Tuesday, May 15, 2018

The Secondary Front

This article worries that our Afghanistan effort won't emphasize local centers of power to base security on:

Since 2001, U.S. Special Operations Forces (USSOF) have routinely employed irregular security forces to wage unconventional warfare (UW) and conduct counterinsurgency operations (COIN) in Afghanistan. During this time, an extraordinarily high level of operational insight has been gained about the proper design, development, and employment of tribal and ethnically linked forces. “Hands on” experience slowly revealed the benefits, risks, and costs associated with irregular force operational constructs. These lessons learned—along with support from academics, innovative USSOF leadership, and geopolitical conditions—coalesced during 2010-2013 to enable the successful development and application of Village Stability Operations (VSO) and supporting Afghan Local Police (ALP) programs. ... VSO is a “bottom up and top down” supported balanced counterinsurgency approach, with the objective of connecting traditional tribal governance at the village level to the central government at the district and provincial levels. The key to this objective was empowering rural populations to govern and defend themselves on a day-to-day basis, while stabilizing and improving the basic functions of district governance.

It is dense, but that's the basic point.

Of course, talking about how we have blown the unprecedented security gains of 2010 to 2013 glosses over the fact that those years were the years of maximum American and allied troop presence and effort. We simply could not have maintained that level--and shouldn't.

I'm just relieved my worst fear of a Stalingrad in the landlocked mountains reliant on less than fully friendly lines of supply didn't happen.
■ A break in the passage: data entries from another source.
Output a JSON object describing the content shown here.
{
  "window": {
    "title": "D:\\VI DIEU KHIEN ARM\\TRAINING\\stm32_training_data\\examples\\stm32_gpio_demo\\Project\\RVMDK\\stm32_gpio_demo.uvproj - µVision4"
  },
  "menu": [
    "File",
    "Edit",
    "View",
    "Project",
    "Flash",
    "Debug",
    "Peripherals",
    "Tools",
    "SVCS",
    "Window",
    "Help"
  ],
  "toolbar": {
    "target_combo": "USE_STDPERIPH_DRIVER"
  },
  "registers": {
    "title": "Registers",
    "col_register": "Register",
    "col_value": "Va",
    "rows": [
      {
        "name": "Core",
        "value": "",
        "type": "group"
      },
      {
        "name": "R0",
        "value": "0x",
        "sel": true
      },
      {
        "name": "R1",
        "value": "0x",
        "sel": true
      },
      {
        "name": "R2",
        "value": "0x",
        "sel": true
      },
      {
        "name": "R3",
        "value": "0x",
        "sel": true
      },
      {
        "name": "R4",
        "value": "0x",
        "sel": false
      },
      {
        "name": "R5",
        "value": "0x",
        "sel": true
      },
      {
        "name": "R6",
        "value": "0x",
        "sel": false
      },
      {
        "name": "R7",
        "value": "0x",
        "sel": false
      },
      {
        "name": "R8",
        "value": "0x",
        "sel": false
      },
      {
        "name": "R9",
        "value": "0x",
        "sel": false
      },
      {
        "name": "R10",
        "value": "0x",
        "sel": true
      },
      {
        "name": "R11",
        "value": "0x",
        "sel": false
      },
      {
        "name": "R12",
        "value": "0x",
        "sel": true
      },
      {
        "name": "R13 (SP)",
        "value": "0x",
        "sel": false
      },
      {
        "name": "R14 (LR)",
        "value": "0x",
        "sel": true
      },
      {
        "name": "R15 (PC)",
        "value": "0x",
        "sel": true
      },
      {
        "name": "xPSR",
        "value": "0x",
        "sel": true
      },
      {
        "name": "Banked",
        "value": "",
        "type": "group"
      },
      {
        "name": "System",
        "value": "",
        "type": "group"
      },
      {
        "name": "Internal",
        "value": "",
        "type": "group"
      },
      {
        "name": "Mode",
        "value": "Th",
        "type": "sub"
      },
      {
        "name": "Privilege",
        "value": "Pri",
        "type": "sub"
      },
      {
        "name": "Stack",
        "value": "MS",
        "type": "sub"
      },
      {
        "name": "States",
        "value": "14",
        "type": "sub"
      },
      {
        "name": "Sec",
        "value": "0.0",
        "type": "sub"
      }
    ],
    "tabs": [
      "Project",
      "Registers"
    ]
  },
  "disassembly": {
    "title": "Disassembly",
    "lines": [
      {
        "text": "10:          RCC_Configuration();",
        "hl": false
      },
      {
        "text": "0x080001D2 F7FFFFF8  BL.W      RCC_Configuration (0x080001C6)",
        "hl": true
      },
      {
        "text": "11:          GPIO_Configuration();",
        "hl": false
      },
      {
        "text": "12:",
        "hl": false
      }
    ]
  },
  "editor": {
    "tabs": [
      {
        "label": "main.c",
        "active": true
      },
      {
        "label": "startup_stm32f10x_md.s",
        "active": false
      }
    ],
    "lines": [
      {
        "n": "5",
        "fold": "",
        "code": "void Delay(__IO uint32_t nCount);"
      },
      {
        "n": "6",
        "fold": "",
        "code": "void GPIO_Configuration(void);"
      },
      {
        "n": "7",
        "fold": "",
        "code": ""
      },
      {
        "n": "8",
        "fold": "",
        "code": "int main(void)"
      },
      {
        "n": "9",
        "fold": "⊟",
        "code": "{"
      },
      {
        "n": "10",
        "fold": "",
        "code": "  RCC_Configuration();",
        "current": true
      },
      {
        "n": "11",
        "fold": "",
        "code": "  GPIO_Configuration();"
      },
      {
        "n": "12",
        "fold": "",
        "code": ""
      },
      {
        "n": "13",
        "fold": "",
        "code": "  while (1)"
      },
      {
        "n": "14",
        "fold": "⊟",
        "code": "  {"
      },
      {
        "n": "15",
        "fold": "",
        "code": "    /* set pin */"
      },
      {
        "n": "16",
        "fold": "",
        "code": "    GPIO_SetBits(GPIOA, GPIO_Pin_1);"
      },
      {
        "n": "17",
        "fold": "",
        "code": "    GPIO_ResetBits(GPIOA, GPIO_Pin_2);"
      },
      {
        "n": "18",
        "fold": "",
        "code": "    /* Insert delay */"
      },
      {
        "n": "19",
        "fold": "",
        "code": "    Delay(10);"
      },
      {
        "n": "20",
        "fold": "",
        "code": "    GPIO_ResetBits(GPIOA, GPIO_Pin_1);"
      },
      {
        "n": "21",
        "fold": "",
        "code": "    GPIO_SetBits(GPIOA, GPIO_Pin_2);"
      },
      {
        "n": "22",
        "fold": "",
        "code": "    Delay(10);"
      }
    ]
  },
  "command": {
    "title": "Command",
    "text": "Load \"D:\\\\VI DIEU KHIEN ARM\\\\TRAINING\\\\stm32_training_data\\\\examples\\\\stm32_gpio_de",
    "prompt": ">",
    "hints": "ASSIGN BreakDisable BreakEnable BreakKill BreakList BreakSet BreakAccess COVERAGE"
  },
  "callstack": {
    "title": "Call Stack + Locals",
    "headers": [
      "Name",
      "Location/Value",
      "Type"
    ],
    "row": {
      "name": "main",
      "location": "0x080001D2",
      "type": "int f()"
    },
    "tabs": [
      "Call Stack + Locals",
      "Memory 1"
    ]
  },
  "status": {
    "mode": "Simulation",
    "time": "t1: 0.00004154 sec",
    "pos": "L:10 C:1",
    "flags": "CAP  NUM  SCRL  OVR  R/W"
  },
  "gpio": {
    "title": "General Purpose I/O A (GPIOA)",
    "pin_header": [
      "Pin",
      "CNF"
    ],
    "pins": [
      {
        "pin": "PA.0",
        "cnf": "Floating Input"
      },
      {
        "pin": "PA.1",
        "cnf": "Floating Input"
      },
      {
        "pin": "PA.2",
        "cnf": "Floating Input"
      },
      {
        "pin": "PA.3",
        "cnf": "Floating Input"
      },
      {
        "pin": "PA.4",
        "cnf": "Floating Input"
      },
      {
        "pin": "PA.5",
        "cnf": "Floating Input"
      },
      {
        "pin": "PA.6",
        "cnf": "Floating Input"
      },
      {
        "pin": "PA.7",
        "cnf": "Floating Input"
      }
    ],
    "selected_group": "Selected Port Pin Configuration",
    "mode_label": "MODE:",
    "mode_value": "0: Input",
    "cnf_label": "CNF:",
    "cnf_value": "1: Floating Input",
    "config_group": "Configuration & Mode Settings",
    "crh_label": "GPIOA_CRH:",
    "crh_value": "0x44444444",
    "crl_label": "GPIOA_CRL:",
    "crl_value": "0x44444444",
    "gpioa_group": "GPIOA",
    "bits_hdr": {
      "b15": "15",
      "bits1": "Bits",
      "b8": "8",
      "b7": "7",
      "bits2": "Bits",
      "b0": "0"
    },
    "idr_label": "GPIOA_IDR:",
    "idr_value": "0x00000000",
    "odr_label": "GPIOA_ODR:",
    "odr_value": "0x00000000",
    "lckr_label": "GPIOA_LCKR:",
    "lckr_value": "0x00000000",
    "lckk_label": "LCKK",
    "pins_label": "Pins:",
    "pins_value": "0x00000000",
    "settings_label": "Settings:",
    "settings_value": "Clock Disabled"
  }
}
My ability to comment is limited because I don't follow Afghanistan closely, which may seem odd.

I only really followed it closely, handicapped--in contrast to the situation in Iraq despite poor media interpretation of the massive flow--by the poor flow of information by the press, which always prevented me from getting a "feel" for the fight--during our surge years.

The reason I didn't follow it closely at a lower level of American commitment is because after destroying the Taliban regime with our counter-attack that began in 2001, I always viewed Afghanistan as a secondary theater compared to Iraq (and more broadly, to Saudi Arabia which is the source of so much of the destructive ideology we face). I viewed Afghanistan as a potential distraction--because of the pull of 9/11 to hammer the enemy in Afghanistan--to dealing with Iraq (much as Japan in World War II was a potential distraction to dealing with Germany, despite Pearl Harbor pulling us to the Pacific).

That worry about being distracted by Afghanistan remains true despite being the major area of combat post-Islamic State.

But the call for a local emphasis resonates, as I called for in early 2009 before our surges in Afghanistan took place:

The end result in Afghanistan, if all goes well, will be a nominal national government that controls the capital region and reigns but does not rule local tribes and which actually helps the locals a bit rather than sucking resources from the locals, who in turn do not make trouble for the central government or allow their areas to be used by jihadis to plan attacks on the West. We press for reasonable economic opportunities, with bribes all around (I mean, foreign aid), to keep a fragile peace.

And we stick around this time, unlike after the Soviets left Afghanistan when we ignored the place, for a generation or two to see if we can move Afghanistan into the 19th century (hey, let's not get ahead of ourselves).

Hopefully our military surge recedes by the end of 2011 and we can get down to a single combat brigade plus air power that function as a fire brigade and a hammer for the central government should a local difficulty exceed Afghan military capabilities.

Sadly, we walked away too much by 2014, requiring a restoration of our power in Afghanistan to prevent the place from being a sanctuary for jihadis.

But we do need to focus on local security forces rather than prop up a weak national government that has no nation to govern.

And Afghans need to gain the initiative against the various insurgents and drug gang gunmen. It seemed like we were starting to see that at the end of December.

But are we? The results don't seem to indicate more than some limited momentum that may have checked the expansion of enemy efforts. Perhaps the progress will be made this year.

All I know is that I don't want to sacrifice much in Afghanistan, but we do need to avoid losing Afghanistan.

UPDATE: I suspect this is Iran replying to America's withdrawal from the Iran nuclear deal:

Taliban fighters with heavy weapons and night-vision equipment fought their way close to the center of the western city of Farah on Tuesday, as Afghan forces with U.S. air support battled to force them back, officials and residents said.

Apparently the attack has failed but it is early.

I don't think it is a coincident that the city is close to Iran.

UPDATE: The Taliban assault was brief but flashy. Friendly forces repelled the attack; meanwhile in the east, more Taliban attacks are underway.